(Items listed in a dataset)
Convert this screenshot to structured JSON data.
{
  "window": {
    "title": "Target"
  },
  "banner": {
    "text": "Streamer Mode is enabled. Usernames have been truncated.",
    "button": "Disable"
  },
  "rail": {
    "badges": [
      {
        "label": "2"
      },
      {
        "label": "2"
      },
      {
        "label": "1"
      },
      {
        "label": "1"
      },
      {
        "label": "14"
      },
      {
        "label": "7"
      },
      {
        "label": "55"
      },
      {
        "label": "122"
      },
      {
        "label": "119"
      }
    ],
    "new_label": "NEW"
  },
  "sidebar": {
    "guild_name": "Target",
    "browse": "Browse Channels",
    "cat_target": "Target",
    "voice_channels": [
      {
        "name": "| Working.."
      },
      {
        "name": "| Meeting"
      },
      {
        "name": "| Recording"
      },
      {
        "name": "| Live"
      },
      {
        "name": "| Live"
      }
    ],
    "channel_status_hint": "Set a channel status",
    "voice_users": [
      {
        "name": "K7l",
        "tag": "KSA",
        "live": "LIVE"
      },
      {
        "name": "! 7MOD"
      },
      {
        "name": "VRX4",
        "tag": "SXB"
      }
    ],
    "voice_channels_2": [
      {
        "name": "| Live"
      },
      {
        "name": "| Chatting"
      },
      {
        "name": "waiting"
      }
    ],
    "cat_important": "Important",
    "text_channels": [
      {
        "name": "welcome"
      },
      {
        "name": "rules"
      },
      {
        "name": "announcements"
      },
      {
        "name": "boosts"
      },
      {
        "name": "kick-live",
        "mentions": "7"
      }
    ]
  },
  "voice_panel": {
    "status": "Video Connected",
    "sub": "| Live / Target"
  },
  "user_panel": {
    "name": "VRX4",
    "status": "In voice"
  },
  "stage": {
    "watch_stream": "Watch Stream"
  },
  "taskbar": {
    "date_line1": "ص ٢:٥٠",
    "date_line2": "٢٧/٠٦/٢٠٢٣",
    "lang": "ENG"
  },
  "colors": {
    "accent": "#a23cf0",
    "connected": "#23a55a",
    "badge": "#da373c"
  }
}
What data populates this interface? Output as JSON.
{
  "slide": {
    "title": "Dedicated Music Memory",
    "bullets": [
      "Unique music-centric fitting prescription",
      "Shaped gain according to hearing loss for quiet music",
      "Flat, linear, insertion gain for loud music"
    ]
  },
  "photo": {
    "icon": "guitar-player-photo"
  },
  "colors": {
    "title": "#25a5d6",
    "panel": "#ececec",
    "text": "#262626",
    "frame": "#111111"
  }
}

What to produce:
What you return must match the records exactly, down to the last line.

Solution:
Convert this screenshot to structured JSON data.
{
  "window": {
    "title": "Target"
  },
  "banner": {
    "text": "Streamer Mode is enabled. Usernames have been truncated.",
    "button": "Disable"
  },
  "rail": {
    "badges": [
      {
        "label": "2"
      },
      {
        "label": "2"
      },
      {
        "label": "1"
      },
      {
        "label": "1"
      },
      {
        "label": "14"
      },
      {
        "label": "7"
      },
      {
        "label": "55"
      },
      {
        "label": "122"
      },
      {
        "label": "119"
      }
    ],
    "new_label": "NEW"
  },
  "sidebar": {
    "guild_name": "Target",
    "browse": "Browse Channels",
    "cat_target": "Target",
    "voice_channels": [
      {
        "name": "| Working.."
      },
      {
        "name": "| Meeting"
      },
      {
        "name": "| Recording"
      },
      {
        "name": "| Live"
      },
      {
        "name": "| Live"
      }
    ],
    "channel_status_hint": "Set a channel status",
    "voice_users": [
      {
        "name": "K7l",
        "tag": "KSA",
        "live": "LIVE"
      },
      {
        "name": "! 7MOD"
      },
      {
        "name": "VRX4",
        "tag": "SXB"
      }
    ],
    "voice_channels_2": [
      {
        "name": "| Live"
      },
      {
        "name": "| Chatting"
      },
      {
        "name": "waiting"
      }
    ],
    "cat_important": "Important",
    "text_channels": [
      {
        "name": "welcome"
      },
      {
        "name": "rules"
      },
      {
        "name": "announcements"
      },
      {
        "name": "boosts"
      },
      {
        "name": "kick-live",
        "mentions": "7"
      }
    ]
  },
  "voice_panel": {
    "status": "Video Connected",
    "sub": "| Live / Target"
  },
  "user_panel": {
    "name": "VRX4",
    "status": "In voice"
  },
  "stage": {
    "watch_stream": "Watch Stream"
  },
  "taskbar": {
    "date_line1": "ص ٢:٥٠",
    "date_line2": "٢٧/٠٦/٢٠٢٣",
    "lang": "ENG"
  },
  "colors": {
    "accent": "#a23cf0",
    "connected": "#23a55a",
    "badge": "#da373c"
  }
}
What data populates this interface? Output as JSON.
{
  "slide": {
    "title": "Dedicated Music Memory",
    "bullets": [
      "Unique music-centric fitting prescription",
      "Shaped gain according to hearing loss for quiet music",
      "Flat, linear, insertion gain for loud music"
    ]
  },
  "photo": {
    "icon": "guitar-player-photo"
  },
  "colors": {
    "title": "#25a5d6",
    "panel": "#ececec",
    "text": "#262626",
    "frame": "#111111"
  }
}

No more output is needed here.